All entries need to be written out verbatim, with pictures omitted.

PROVIDED INFORMATION: Begin

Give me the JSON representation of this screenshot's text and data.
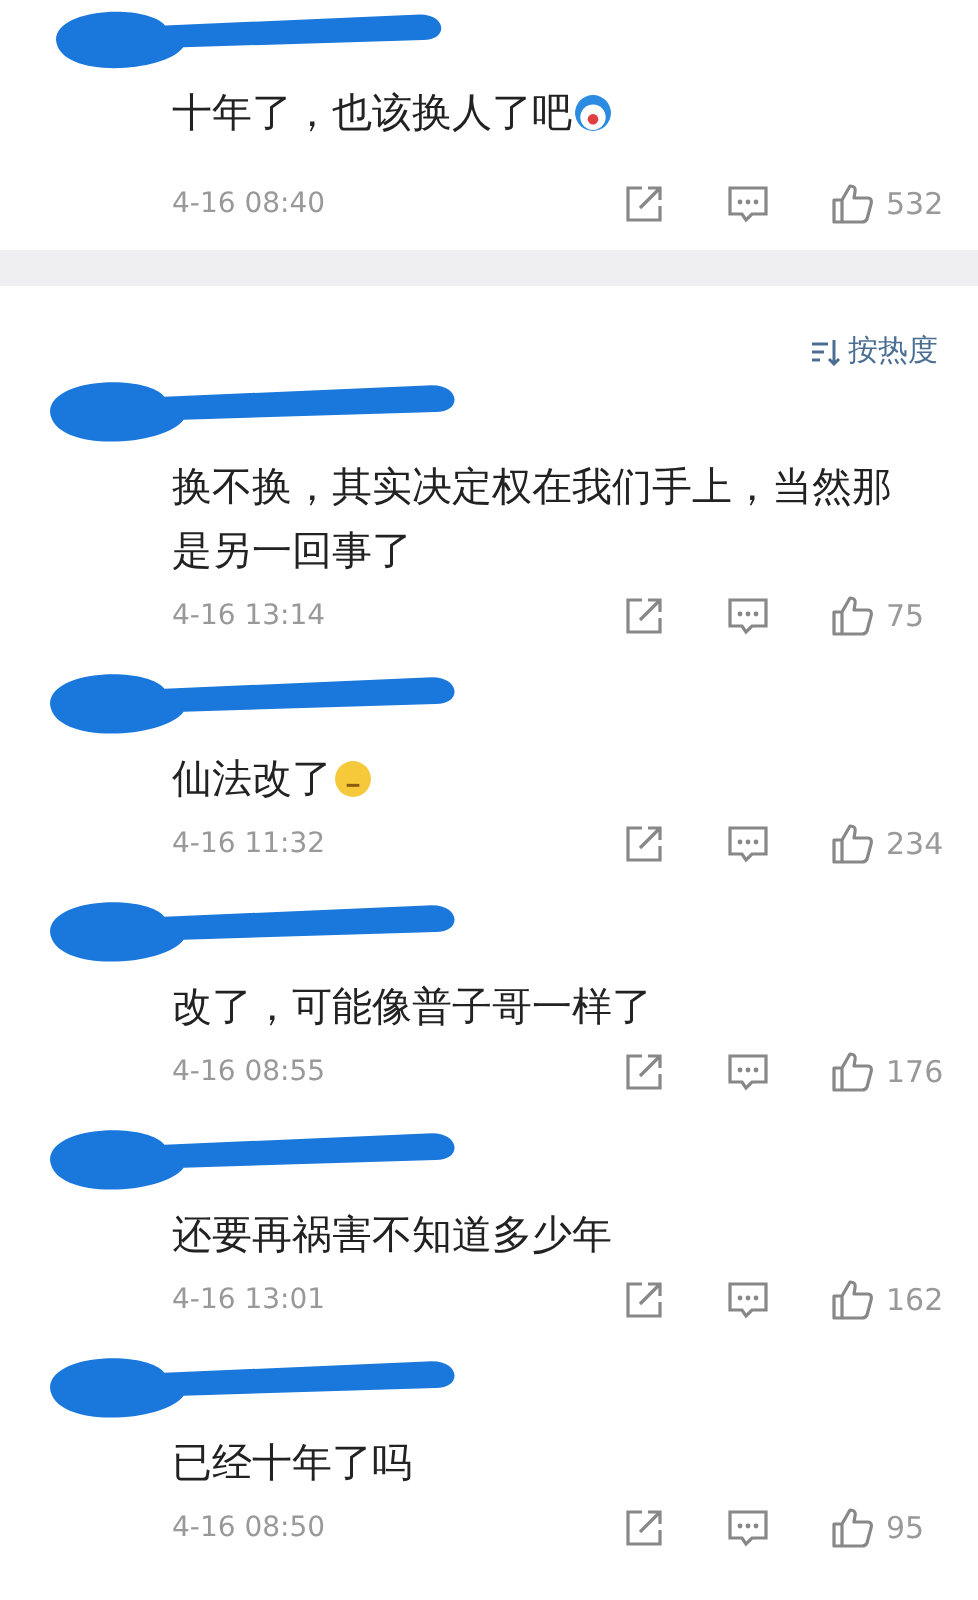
{
  "top_comment": {
    "redacted": true,
    "text": "十年了，也该换人了吧",
    "emoji": {
      "kind": "blue"
    },
    "time": "4-16 08:40",
    "likes": "532"
  },
  "sort": {
    "label": "按热度"
  },
  "comments": [
    {
      "redacted": true,
      "text": "换不换，其实决定权在我们手上，当然那是另一回事了",
      "time": "4-16 13:14",
      "likes": "75"
    },
    {
      "redacted": true,
      "text": "仙法改了",
      "emoji": {
        "kind": "yellow"
      },
      "time": "4-16 11:32",
      "likes": "234"
    },
    {
      "redacted": true,
      "text": "改了，可能像普子哥一样了",
      "time": "4-16 08:55",
      "likes": "176"
    },
    {
      "redacted": true,
      "text": "还要再祸害不知道多少年",
      "time": "4-16 13:01",
      "likes": "162"
    },
    {
      "redacted": true,
      "text": "已经十年了吗",
      "time": "4-16 08:50",
      "likes": "95"
    }
  ]
}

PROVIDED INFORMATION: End

ANSWER FOR THIS EXERCISE =>
Give me the JSON representation of this screenshot's text and data.
{
  "top_comment": {
    "redacted": true,
    "text": "十年了，也该换人了吧",
    "emoji": {
      "kind": "blue"
    },
    "time": "4-16 08:40",
    "likes": "532"
  },
  "sort": {
    "label": "按热度"
  },
  "comments": [
    {
      "redacted": true,
      "text": "换不换，其实决定权在我们手上，当然那是另一回事了",
      "time": "4-16 13:14",
      "likes": "75"
    },
    {
      "redacted": true,
      "text": "仙法改了",
      "emoji": {
        "kind": "yellow"
      },
      "time": "4-16 11:32",
      "likes": "234"
    },
    {
      "redacted": true,
      "text": "改了，可能像普子哥一样了",
      "time": "4-16 08:55",
      "likes": "176"
    },
    {
      "redacted": true,
      "text": "还要再祸害不知道多少年",
      "time": "4-16 13:01",
      "likes": "162"
    },
    {
      "redacted": true,
      "text": "已经十年了吗",
      "time": "4-16 08:50",
      "likes": "95"
    }
  ]
}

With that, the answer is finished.